Sweetie, the fake 10-year-old girl designed to catch online predators, claims her first scalp

Sting to trap paedophiles may not carry weight in UK courts

Computer image of ‘Sweetie’ represented entrapment, experts say
Fukushima nuclear crisis: Evacuees still stuck in cramped emergency housing three years on - and may never return home

Return to Fukushima – a land they will never call home again

Evacuees still stuck in cramped emergency housing three years on from nuclear disaster
Wildlife Photographer of the Year: Intimate image of resting lions claims top prize

Wildlife Photographer of the Year

Intimate image of resting lions claims top prize
Online petitions: Sign here to change the world

Want to change the world? Just sign here

The proliferation of online petitions allows us to register our protests at the touch of a button. But do they change anything?
Ed Sheeran hits back after being labelled too boring to headline festivals

'You need me, I don’t need you'

Ed Sheeran hits back after being labelled too boring to headline festivals
How to Get Away with Murder: Shonda Rhimes reinvents the legal drama

How to Get Away with Murder

Shonda Rhimes reinvents the legal drama
A cup of tea is every worker's right

Hard to swallow

Three hospitals in Leicester have banned their staff from drinking tea and coffee in public areas.
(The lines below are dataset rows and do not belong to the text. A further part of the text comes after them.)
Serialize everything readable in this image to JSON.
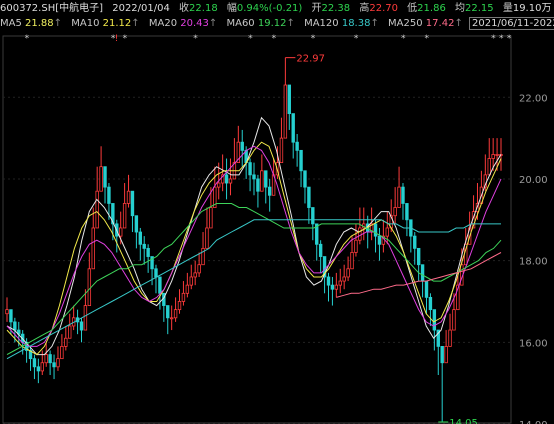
{
  "header": {
    "code": "600372.SH[中航电子]",
    "date": "2022/01/04",
    "close_label": "收",
    "close": "22.18",
    "change_label": "幅",
    "change": "0.94%(-0.21)",
    "open_label": "开",
    "open": "22.38",
    "high_label": "高",
    "high": "22.70",
    "low_label": "低",
    "low": "21.86",
    "avg_label": "均",
    "avg": "22.15",
    "volume_label": "量",
    "volume": "19.10万",
    "menu": "换"
  },
  "ma_legend": [
    {
      "name": "MA5",
      "value": "21.88",
      "color": "#e8e8e8"
    },
    {
      "name": "MA10",
      "value": "21.12",
      "color": "#f2e94a"
    },
    {
      "name": "MA20",
      "value": "20.43",
      "color": "#e040e0"
    },
    {
      "name": "MA60",
      "value": "19.12",
      "color": "#3ed45a"
    },
    {
      "name": "MA120",
      "value": "18.38",
      "color": "#38c8c8"
    },
    {
      "name": "MA250",
      "value": "17.42",
      "color": "#ff6b8a"
    }
  ],
  "range_label": "2021/06/11-2022/06/10(241日)",
  "chart_data": {
    "type": "candlestick",
    "title": "600372.SH[中航电子]",
    "date_range": "2021/06/11-2022/06/10",
    "ylim": [
      14.0,
      23.5
    ],
    "y_ticks": [
      "22.00",
      "20.00",
      "18.00",
      "16.00",
      "14.00"
    ],
    "y_tick_values": [
      22.0,
      20.0,
      18.0,
      16.0,
      14.0
    ],
    "annotations": [
      {
        "text": "22.97",
        "value": 22.97,
        "index": 71,
        "color": "#ff3b3b"
      },
      {
        "text": "14.05",
        "value": 14.05,
        "index": 110,
        "color": "#2dd34e"
      }
    ],
    "markers": [
      {
        "index": 5,
        "symbol": "*"
      },
      {
        "index": 27,
        "symbol": "*"
      },
      {
        "index": 28,
        "symbol": "!"
      },
      {
        "index": 30,
        "symbol": "*"
      },
      {
        "index": 48,
        "symbol": "*"
      },
      {
        "index": 62,
        "symbol": "*"
      },
      {
        "index": 68,
        "symbol": "*"
      },
      {
        "index": 78,
        "symbol": "*"
      },
      {
        "index": 89,
        "symbol": "*"
      },
      {
        "index": 101,
        "symbol": "*"
      },
      {
        "index": 107,
        "symbol": "*"
      },
      {
        "index": 124,
        "symbol": "*"
      },
      {
        "index": 126,
        "symbol": "*"
      },
      {
        "index": 128,
        "symbol": "*"
      }
    ],
    "closes": [
      16.8,
      16.5,
      16.3,
      16.2,
      16.0,
      15.8,
      15.6,
      15.4,
      15.3,
      15.5,
      15.7,
      15.5,
      15.4,
      15.6,
      15.9,
      16.1,
      16.4,
      16.6,
      16.5,
      16.3,
      16.9,
      17.8,
      18.8,
      19.7,
      20.3,
      19.8,
      19.4,
      18.9,
      18.6,
      18.8,
      19.4,
      19.7,
      19.1,
      18.7,
      18.4,
      18.3,
      18.1,
      17.8,
      17.6,
      17.2,
      16.9,
      16.6,
      16.6,
      16.8,
      17.0,
      17.2,
      17.4,
      17.6,
      17.7,
      17.9,
      18.3,
      18.8,
      19.3,
      19.8,
      19.9,
      20.1,
      19.9,
      20.0,
      20.4,
      20.9,
      20.7,
      20.4,
      20.1,
      20.0,
      19.7,
      20.2,
      19.8,
      19.6,
      20.1,
      20.4,
      21.0,
      22.3,
      21.6,
      20.9,
      20.7,
      20.2,
      19.8,
      19.3,
      18.9,
      18.4,
      18.1,
      17.6,
      17.4,
      17.3,
      17.4,
      17.5,
      17.6,
      17.8,
      18.2,
      18.5,
      18.8,
      18.9,
      18.7,
      18.9,
      18.6,
      18.4,
      18.6,
      18.8,
      19.1,
      19.3,
      19.8,
      19.4,
      19.0,
      18.6,
      18.3,
      17.9,
      17.5,
      17.1,
      16.8,
      16.3,
      15.9,
      15.5,
      15.9,
      16.3,
      16.8,
      17.4,
      17.9,
      18.4,
      18.8,
      19.2,
      19.4,
      19.8,
      20.1,
      20.5,
      20.6,
      20.6,
      20.6
    ],
    "highs": [
      17.1,
      16.8,
      16.6,
      16.5,
      16.3,
      16.1,
      15.9,
      15.7,
      15.6,
      15.8,
      16.0,
      15.8,
      15.7,
      15.9,
      16.2,
      16.4,
      16.7,
      16.9,
      16.8,
      16.6,
      17.3,
      18.2,
      19.3,
      20.3,
      20.8,
      20.3,
      19.9,
      19.3,
      19.0,
      19.2,
      19.9,
      20.1,
      19.5,
      19.1,
      18.8,
      18.6,
      18.4,
      18.1,
      17.9,
      17.5,
      17.2,
      16.9,
      16.9,
      17.1,
      17.3,
      17.5,
      17.7,
      17.9,
      18.0,
      18.2,
      18.7,
      19.3,
      19.8,
      20.3,
      20.4,
      20.6,
      20.5,
      20.5,
      21.0,
      21.3,
      21.2,
      20.8,
      20.5,
      20.4,
      20.1,
      20.6,
      20.2,
      20.0,
      20.5,
      20.8,
      21.5,
      22.97,
      22.1,
      21.4,
      21.1,
      20.6,
      20.2,
      19.7,
      19.3,
      18.8,
      18.5,
      18.0,
      17.7,
      17.6,
      17.7,
      17.8,
      17.9,
      18.1,
      18.6,
      18.9,
      19.3,
      19.3,
      19.1,
      19.3,
      19.0,
      18.8,
      19.0,
      19.2,
      19.5,
      19.8,
      20.3,
      19.9,
      19.4,
      19.0,
      18.7,
      18.3,
      17.9,
      17.5,
      17.2,
      16.7,
      16.3,
      15.9,
      16.3,
      16.7,
      17.2,
      17.8,
      18.3,
      18.8,
      19.2,
      19.6,
      19.9,
      20.2,
      20.6,
      21.0,
      21.0,
      21.0,
      21.0
    ],
    "lows": [
      16.5,
      16.2,
      16.0,
      15.9,
      15.7,
      15.5,
      15.3,
      15.1,
      15.0,
      15.2,
      15.4,
      15.2,
      15.1,
      15.3,
      15.6,
      15.8,
      16.1,
      16.3,
      16.2,
      16.0,
      16.6,
      17.4,
      18.4,
      19.2,
      19.8,
      19.4,
      19.0,
      18.5,
      18.2,
      18.4,
      19.0,
      19.3,
      18.7,
      18.3,
      18.0,
      17.9,
      17.7,
      17.4,
      17.2,
      16.8,
      16.5,
      16.2,
      16.3,
      16.5,
      16.7,
      16.9,
      17.1,
      17.3,
      17.4,
      17.6,
      17.9,
      18.4,
      18.9,
      19.4,
      19.5,
      19.7,
      19.5,
      19.6,
      20.0,
      20.5,
      20.3,
      20.0,
      19.7,
      19.6,
      19.3,
      19.8,
      19.4,
      19.2,
      19.7,
      20.0,
      20.6,
      21.8,
      21.2,
      20.5,
      20.3,
      19.8,
      19.4,
      18.9,
      18.5,
      18.0,
      17.7,
      17.2,
      17.0,
      16.9,
      17.1,
      17.2,
      17.3,
      17.5,
      17.8,
      18.1,
      18.4,
      18.5,
      18.3,
      18.5,
      18.2,
      18.0,
      18.2,
      18.4,
      18.7,
      18.9,
      19.4,
      19.0,
      18.6,
      18.2,
      17.9,
      17.5,
      17.1,
      16.7,
      16.4,
      15.8,
      15.2,
      14.05,
      15.5,
      15.9,
      16.4,
      17.0,
      17.5,
      18.0,
      18.4,
      18.8,
      19.0,
      19.4,
      19.7,
      20.1,
      20.2,
      20.2,
      20.2
    ],
    "ma_lines": [
      {
        "name": "MA5",
        "color": "#e8e8e8",
        "values": [
          16.4,
          16.3,
          16.1,
          15.9,
          15.7,
          15.7,
          15.9,
          16.3,
          16.9,
          17.6,
          18.5,
          19.2,
          19.5,
          19.3,
          19.0,
          18.6,
          18.2,
          17.8,
          17.3,
          17.0,
          16.9,
          17.1,
          17.5,
          18.0,
          18.6,
          19.2,
          19.8,
          20.1,
          20.3,
          20.2,
          20.1,
          20.1,
          20.4,
          20.9,
          21.5,
          21.3,
          20.7,
          19.9,
          19.1,
          18.2,
          17.6,
          17.4,
          17.5,
          17.9,
          18.4,
          18.7,
          18.8,
          18.7,
          18.8,
          19.0,
          19.2,
          19.2,
          18.8,
          18.2,
          17.6,
          17.0,
          16.4,
          16.1,
          16.3,
          16.9,
          17.6,
          18.3,
          18.9,
          19.4,
          19.9,
          20.3,
          20.6
        ]
      },
      {
        "name": "MA10",
        "color": "#f2e94a",
        "values": [
          16.3,
          16.1,
          15.9,
          15.8,
          15.7,
          15.9,
          16.3,
          16.9,
          17.6,
          18.3,
          18.8,
          19.1,
          19.2,
          19.0,
          18.7,
          18.3,
          17.9,
          17.5,
          17.2,
          17.0,
          17.0,
          17.3,
          17.7,
          18.2,
          18.7,
          19.2,
          19.6,
          19.9,
          20.1,
          20.2,
          20.2,
          20.2,
          20.4,
          20.7,
          20.9,
          20.8,
          20.3,
          19.6,
          18.9,
          18.2,
          17.8,
          17.6,
          17.6,
          17.8,
          18.1,
          18.4,
          18.6,
          18.7,
          18.8,
          18.9,
          19.0,
          18.9,
          18.6,
          18.2,
          17.7,
          17.2,
          16.7,
          16.5,
          16.6,
          17.0,
          17.5,
          18.1,
          18.7,
          19.2,
          19.7,
          20.1,
          20.5
        ]
      },
      {
        "name": "MA20",
        "color": "#e040e0",
        "values": [
          16.4,
          16.2,
          16.0,
          15.9,
          15.9,
          16.0,
          16.3,
          16.7,
          17.2,
          17.7,
          18.1,
          18.4,
          18.5,
          18.4,
          18.2,
          17.9,
          17.6,
          17.3,
          17.1,
          17.0,
          17.1,
          17.3,
          17.7,
          18.1,
          18.5,
          18.9,
          19.3,
          19.6,
          19.9,
          20.1,
          20.3,
          20.5,
          20.7,
          20.8,
          20.7,
          20.4,
          19.9,
          19.3,
          18.7,
          18.2,
          17.9,
          17.7,
          17.7,
          17.9,
          18.1,
          18.3,
          18.5,
          18.6,
          18.7,
          18.7,
          18.6,
          18.4,
          18.0,
          17.6,
          17.2,
          16.8,
          16.5,
          16.4,
          16.5,
          16.8,
          17.2,
          17.7,
          18.2,
          18.7,
          19.2,
          19.6,
          20.0
        ]
      },
      {
        "name": "MA60",
        "color": "#3ed45a",
        "values": [
          15.7,
          15.8,
          15.9,
          16.0,
          16.1,
          16.2,
          16.3,
          16.5,
          16.7,
          16.9,
          17.1,
          17.3,
          17.5,
          17.6,
          17.7,
          17.8,
          17.8,
          17.9,
          17.9,
          18.0,
          18.1,
          18.3,
          18.4,
          18.6,
          18.8,
          19.0,
          19.2,
          19.3,
          19.4,
          19.4,
          19.4,
          19.3,
          19.3,
          19.2,
          19.1,
          19.0,
          18.9,
          18.8,
          18.8,
          18.8,
          18.8,
          18.8,
          18.9,
          18.9,
          18.9,
          18.9,
          18.9,
          18.9,
          18.8,
          18.7,
          18.6,
          18.5,
          18.3,
          18.1,
          17.9,
          17.7,
          17.6,
          17.5,
          17.5,
          17.6,
          17.7,
          17.8,
          17.9,
          18.0,
          18.2,
          18.3,
          18.5
        ]
      },
      {
        "name": "MA120",
        "color": "#38c8c8",
        "values": [
          15.6,
          15.7,
          15.8,
          15.9,
          16.0,
          16.1,
          16.2,
          16.3,
          16.4,
          16.5,
          16.6,
          16.7,
          16.8,
          16.9,
          17.0,
          17.1,
          17.2,
          17.3,
          17.4,
          17.5,
          17.6,
          17.7,
          17.8,
          17.9,
          18.0,
          18.1,
          18.2,
          18.3,
          18.5,
          18.6,
          18.7,
          18.8,
          18.9,
          19.0,
          19.0,
          19.0,
          19.0,
          19.0,
          19.0,
          19.0,
          19.0,
          19.0,
          19.0,
          19.0,
          19.0,
          19.0,
          19.0,
          19.0,
          19.0,
          19.0,
          19.0,
          18.9,
          18.9,
          18.8,
          18.8,
          18.7,
          18.7,
          18.7,
          18.7,
          18.7,
          18.8,
          18.8,
          18.9,
          18.9,
          18.9,
          18.9,
          18.9
        ]
      },
      {
        "name": "MA250",
        "color": "#ff6b8a",
        "values": [
          null,
          null,
          null,
          null,
          null,
          null,
          null,
          null,
          null,
          null,
          null,
          null,
          null,
          null,
          null,
          null,
          null,
          null,
          null,
          null,
          null,
          null,
          null,
          null,
          null,
          null,
          null,
          null,
          null,
          null,
          null,
          null,
          null,
          null,
          null,
          null,
          null,
          null,
          null,
          null,
          null,
          null,
          null,
          null,
          17.1,
          17.15,
          17.2,
          17.2,
          17.25,
          17.3,
          17.3,
          17.35,
          17.4,
          17.4,
          17.45,
          17.5,
          17.5,
          17.55,
          17.6,
          17.65,
          17.7,
          17.75,
          17.8,
          17.9,
          18.0,
          18.1,
          18.2
        ]
      }
    ]
  }
}
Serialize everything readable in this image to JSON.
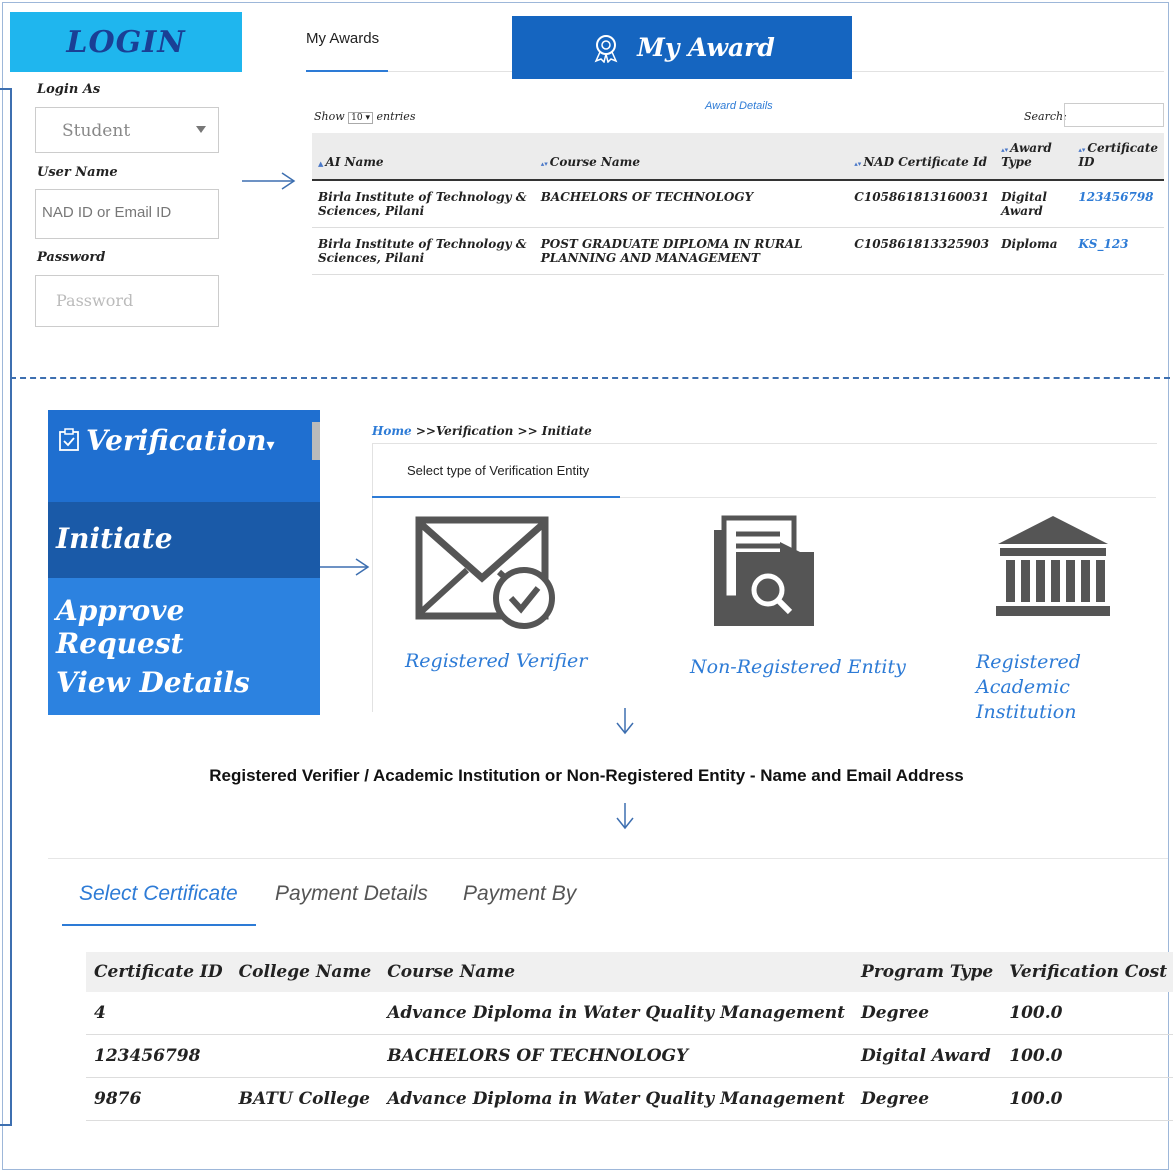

Christopher Hirst explains why he thinks that a cuppa is every worker's right
Which animals are nearly extinct?

Which animals are nearly extinct?

Conservationists in Kenya are in mourning after the death of a white northern rhino, which has left the species with a single male. These are the other species on the brink
12 best children's shoes

Perfect for leaf-kicking: 12 best children's shoes

Find footwear perfect to keep kids' feet protected this autumn
Anderlecht vs Arsenal: Gunners' ray of light Aaron Ramsey shines again

Arsenal’s ray of light ready to shine again

Aaron Ramsey’s injury record has prompted a club investigation. For now, the midfielder is just happy to be fit to face Anderlecht in the Champions League
Comment: David Moyes' show of sensitivity thrown back in his face by former Manchester United manager Sir Alex Ferguson

Moyes’ show of sensitivity thrown back in his face... by Ferguson

Manchester United legend tramples on successor who resisted criticising his inheritance
Two super-sized ships have cruised into British waters, but how big can these behemoths get?

Super-sized ships: How big can they get?

Two of the largest vessels in the world cruised into UK waters last week
British doctors on brink of 'cure' for paralysis with spinal cord treatment

British doctors on brink of cure for paralysis

Sufferers can now be offered the possibility of cure thanks to a revolutionary implant of regenerative cells
Ranked seventh in world’s best tourist cities - not London, or Edinburgh, but Salisbury

Lonely Planet’s Best in Travel 2015

UK city beats Vienna, Paris and New York to be ranked seventh in world’s best tourist destinations - but it's not London